You would expect the justice system to be overwhelming comprised of solicitors and prison warders, but in truth one of the main focusses of the sector is ensuring people don’t go back to prison! Reform, support ad rehabilitation are all vital roles, and that’s why you have a lot of people working in substance misuse jobs, as probation officers or other rehabilitation staff that work to help criminals deal with the addictions, mental health issues or other issues that have contributed to their fall into crime, and start to build the structures that can support them and ensure a successful return to society.
Working on the front line hear requires patience, compassion and practicality, as you find the right way to communicate with a diverse group of people who may well not be initially as interested in working with you. That said, when you are bale to find the right approach to get them to engage and make that breakthrough, it’s a reward like no other!
The doctors and nurses of the NHS deal with a collective 1 million patients every 36 hours – that’s a big front line.
The majority of those will be pre-booked appointments, whether that’s at a GP as the first step in a diagnostic process, ongoing treatment or tests at a hospital or specialist unit. This is the everyday churn of the NHS, with patients coming in for tests, returning for appointments at which the results are interpreted and explained and moving into programmes of treatment or, depending on the findings, staying on wards to ensure they can receive round the clock care and monitoring.
There’s also a significant minority of patients attending accident and emergency units or walk in centres with urgent needs. Those that can be are resolved there and then – sprains and cuts, while dramatic and upsetting can often be solved with a competent dressing and advice to aid in swift recovery. Others are folded into the system so the correct treatment can be determined and applied.

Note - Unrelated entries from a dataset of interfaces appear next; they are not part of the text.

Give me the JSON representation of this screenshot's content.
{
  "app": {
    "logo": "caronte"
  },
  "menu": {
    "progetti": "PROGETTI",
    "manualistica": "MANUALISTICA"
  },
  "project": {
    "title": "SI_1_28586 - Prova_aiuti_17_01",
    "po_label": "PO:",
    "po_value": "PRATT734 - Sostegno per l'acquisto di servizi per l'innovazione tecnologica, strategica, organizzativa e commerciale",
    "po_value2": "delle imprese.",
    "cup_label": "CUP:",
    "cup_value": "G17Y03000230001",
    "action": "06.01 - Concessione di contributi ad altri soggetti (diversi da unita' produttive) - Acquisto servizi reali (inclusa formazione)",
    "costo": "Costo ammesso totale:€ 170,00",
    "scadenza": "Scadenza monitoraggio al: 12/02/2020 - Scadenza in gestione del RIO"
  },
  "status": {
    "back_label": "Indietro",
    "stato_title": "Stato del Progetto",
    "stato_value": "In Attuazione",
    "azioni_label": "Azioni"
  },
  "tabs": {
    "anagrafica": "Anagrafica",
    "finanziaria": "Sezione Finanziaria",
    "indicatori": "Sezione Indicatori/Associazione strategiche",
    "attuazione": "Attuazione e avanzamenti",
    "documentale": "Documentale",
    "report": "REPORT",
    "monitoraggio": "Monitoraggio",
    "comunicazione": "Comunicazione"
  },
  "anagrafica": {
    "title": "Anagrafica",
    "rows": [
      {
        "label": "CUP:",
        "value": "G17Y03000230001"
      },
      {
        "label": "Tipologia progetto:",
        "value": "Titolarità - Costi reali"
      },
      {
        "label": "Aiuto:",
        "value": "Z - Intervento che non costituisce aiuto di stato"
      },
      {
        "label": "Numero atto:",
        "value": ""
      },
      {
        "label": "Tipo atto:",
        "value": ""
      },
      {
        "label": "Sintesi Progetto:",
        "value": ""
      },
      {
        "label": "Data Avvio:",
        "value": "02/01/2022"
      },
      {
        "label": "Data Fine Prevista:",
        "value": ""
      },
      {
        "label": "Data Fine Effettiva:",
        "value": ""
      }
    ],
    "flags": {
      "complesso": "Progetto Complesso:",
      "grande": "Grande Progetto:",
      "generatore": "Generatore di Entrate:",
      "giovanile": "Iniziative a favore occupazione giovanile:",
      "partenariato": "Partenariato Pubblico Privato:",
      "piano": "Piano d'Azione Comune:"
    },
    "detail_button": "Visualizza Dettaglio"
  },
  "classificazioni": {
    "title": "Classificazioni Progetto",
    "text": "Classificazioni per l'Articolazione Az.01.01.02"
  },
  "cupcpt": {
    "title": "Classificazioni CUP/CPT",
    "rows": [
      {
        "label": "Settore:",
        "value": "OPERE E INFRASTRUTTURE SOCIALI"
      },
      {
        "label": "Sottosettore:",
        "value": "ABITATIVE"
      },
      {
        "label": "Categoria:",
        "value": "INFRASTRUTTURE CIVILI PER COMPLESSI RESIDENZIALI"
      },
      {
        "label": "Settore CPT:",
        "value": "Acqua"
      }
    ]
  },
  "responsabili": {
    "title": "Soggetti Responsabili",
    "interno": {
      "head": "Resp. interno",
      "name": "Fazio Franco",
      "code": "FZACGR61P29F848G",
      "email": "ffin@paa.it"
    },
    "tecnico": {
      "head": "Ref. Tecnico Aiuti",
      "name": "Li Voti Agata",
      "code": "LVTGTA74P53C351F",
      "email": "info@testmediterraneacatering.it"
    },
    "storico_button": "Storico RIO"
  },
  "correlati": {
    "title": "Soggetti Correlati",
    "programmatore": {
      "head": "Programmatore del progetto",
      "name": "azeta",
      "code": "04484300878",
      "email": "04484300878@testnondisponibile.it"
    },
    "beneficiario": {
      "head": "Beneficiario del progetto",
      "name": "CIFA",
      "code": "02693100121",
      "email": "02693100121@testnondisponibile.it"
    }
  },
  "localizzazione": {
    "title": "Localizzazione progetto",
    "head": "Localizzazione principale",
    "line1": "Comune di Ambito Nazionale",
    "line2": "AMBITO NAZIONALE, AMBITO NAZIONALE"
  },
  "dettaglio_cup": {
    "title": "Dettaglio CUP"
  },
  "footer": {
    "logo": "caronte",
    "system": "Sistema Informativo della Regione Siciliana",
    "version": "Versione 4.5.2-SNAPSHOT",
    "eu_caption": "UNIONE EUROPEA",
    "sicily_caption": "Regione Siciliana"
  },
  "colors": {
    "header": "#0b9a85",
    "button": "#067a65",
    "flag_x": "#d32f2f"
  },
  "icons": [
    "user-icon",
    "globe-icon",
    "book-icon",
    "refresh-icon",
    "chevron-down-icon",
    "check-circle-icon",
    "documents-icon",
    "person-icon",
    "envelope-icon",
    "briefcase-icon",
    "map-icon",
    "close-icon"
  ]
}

Social Workers and carers work with a lot of different people: some specialise in care for the elderly, others children in risky environments, and still others work with people suffering from addiction and in recovery. Their work is similar to the justice system workers we looked at earlier: building systems of habit and support to ensure people can enter and participate in society, and avoid problems that could blossom as time goes on.